WORK TO COMPLETE → Search the material for lines containing the word "event", and copy each one.

--- MATERIAL FOR THIS EXERCISE Enclosed Below ---

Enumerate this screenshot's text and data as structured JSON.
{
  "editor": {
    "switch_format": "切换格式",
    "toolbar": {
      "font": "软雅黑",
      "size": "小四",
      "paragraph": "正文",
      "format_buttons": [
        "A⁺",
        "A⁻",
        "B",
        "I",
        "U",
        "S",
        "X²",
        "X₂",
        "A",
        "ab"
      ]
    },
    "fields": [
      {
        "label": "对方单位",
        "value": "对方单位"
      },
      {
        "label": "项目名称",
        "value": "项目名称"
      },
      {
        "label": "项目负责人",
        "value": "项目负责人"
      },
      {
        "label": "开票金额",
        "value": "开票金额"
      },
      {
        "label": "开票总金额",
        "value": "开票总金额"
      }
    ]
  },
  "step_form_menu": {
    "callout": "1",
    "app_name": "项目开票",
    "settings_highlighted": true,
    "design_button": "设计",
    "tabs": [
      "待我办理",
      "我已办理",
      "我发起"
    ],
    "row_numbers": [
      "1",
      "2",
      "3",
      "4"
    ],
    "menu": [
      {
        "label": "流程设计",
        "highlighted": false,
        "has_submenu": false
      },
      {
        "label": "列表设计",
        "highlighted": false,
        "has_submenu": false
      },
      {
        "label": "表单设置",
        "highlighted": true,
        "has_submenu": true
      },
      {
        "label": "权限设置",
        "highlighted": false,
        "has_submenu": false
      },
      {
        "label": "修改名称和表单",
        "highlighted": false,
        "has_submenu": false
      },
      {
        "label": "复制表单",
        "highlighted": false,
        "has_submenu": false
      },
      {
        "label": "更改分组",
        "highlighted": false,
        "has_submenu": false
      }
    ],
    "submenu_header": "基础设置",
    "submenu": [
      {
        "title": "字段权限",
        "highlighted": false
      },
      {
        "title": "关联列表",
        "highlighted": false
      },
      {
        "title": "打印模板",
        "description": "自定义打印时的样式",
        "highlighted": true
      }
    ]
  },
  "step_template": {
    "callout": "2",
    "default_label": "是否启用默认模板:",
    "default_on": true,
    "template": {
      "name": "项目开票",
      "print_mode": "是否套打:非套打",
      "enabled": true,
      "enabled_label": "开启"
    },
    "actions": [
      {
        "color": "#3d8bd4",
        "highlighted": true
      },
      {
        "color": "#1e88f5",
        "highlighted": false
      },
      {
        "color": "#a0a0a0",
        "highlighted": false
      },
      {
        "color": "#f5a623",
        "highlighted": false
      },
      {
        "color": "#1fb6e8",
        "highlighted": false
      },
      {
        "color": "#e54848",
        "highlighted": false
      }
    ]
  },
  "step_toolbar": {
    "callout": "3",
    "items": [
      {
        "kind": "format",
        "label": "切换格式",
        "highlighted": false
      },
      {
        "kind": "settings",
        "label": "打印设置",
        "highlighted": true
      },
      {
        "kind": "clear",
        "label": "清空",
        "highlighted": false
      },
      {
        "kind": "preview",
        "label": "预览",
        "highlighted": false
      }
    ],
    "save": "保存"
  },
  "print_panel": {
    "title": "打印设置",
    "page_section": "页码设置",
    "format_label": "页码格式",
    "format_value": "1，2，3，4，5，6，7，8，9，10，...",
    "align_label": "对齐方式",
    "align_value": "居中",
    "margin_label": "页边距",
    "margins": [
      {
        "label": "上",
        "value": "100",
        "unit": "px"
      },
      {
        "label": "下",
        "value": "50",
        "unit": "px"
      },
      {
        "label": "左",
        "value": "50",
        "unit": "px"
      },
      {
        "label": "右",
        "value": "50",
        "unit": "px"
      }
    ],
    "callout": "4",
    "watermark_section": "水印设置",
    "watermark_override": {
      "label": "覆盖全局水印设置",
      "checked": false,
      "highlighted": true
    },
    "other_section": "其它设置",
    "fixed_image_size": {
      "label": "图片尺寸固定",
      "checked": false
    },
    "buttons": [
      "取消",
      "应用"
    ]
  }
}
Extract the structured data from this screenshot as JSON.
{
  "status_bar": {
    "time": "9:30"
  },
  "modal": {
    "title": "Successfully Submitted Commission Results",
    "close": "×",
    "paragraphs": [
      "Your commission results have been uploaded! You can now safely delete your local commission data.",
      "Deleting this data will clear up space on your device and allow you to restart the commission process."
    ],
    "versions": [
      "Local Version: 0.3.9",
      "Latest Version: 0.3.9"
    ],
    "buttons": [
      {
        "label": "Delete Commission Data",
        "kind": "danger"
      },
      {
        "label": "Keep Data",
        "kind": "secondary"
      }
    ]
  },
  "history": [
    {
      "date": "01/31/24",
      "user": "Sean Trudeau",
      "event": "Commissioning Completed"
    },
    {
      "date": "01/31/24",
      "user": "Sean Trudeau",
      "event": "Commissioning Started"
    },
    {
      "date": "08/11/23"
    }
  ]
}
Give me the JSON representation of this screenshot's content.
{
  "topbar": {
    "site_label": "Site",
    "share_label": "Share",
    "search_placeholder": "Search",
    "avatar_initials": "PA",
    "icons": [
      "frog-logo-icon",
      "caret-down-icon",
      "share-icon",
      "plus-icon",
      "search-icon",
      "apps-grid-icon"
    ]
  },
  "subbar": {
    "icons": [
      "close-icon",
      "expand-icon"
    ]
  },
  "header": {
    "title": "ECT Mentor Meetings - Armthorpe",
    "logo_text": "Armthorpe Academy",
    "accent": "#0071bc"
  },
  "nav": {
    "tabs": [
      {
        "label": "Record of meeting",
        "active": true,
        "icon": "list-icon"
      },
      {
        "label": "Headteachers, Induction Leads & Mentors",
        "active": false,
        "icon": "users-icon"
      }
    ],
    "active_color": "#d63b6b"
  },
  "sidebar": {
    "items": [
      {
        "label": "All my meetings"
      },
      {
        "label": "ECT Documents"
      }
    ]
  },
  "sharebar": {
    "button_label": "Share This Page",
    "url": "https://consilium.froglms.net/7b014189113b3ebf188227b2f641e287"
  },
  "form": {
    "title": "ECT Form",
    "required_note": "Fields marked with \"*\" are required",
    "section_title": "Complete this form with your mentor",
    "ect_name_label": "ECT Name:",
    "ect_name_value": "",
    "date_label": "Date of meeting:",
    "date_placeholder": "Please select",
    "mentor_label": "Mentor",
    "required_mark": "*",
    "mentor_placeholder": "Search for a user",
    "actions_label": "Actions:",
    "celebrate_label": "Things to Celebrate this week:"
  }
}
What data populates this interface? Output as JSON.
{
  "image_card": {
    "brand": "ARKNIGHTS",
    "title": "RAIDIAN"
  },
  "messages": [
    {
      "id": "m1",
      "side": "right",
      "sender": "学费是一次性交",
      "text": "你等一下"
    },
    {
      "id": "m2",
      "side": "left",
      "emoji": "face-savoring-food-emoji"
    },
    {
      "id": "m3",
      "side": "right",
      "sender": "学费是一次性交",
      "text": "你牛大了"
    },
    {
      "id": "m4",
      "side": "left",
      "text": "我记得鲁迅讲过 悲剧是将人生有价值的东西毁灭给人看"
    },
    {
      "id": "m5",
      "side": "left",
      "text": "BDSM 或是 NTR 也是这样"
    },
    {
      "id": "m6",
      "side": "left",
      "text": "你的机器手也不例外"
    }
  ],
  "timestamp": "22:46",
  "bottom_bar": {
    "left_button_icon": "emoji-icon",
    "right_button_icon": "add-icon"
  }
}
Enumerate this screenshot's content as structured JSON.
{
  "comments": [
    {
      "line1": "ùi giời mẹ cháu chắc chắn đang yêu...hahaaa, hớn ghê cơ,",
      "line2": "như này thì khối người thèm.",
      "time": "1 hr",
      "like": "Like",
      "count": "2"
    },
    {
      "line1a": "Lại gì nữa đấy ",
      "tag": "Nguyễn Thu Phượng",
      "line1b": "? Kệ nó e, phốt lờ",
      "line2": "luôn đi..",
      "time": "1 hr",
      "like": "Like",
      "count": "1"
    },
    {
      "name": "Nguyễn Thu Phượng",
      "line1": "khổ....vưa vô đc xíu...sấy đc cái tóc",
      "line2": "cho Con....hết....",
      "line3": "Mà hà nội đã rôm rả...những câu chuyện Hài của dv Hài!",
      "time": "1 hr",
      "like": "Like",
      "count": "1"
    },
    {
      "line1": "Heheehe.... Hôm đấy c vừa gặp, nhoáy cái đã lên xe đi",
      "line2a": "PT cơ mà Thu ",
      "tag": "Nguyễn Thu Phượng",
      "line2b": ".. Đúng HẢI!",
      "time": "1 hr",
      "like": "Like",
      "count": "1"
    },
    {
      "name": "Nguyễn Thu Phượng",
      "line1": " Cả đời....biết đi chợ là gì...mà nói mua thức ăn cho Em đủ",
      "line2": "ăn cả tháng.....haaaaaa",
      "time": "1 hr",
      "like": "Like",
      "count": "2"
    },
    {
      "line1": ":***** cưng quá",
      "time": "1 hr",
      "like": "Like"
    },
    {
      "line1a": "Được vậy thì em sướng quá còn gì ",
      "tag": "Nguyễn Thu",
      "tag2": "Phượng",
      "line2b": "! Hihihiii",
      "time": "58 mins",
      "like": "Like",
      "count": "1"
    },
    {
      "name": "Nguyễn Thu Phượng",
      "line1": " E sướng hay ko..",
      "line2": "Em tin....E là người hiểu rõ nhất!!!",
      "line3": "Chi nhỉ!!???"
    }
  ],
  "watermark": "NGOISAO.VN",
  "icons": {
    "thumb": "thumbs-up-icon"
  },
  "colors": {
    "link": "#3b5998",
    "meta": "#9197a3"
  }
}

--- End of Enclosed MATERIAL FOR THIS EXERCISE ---

ANSWER FOR THIS EXERCISE →
      "event": "Commissioning Completed"
      "event": "Commissioning Started"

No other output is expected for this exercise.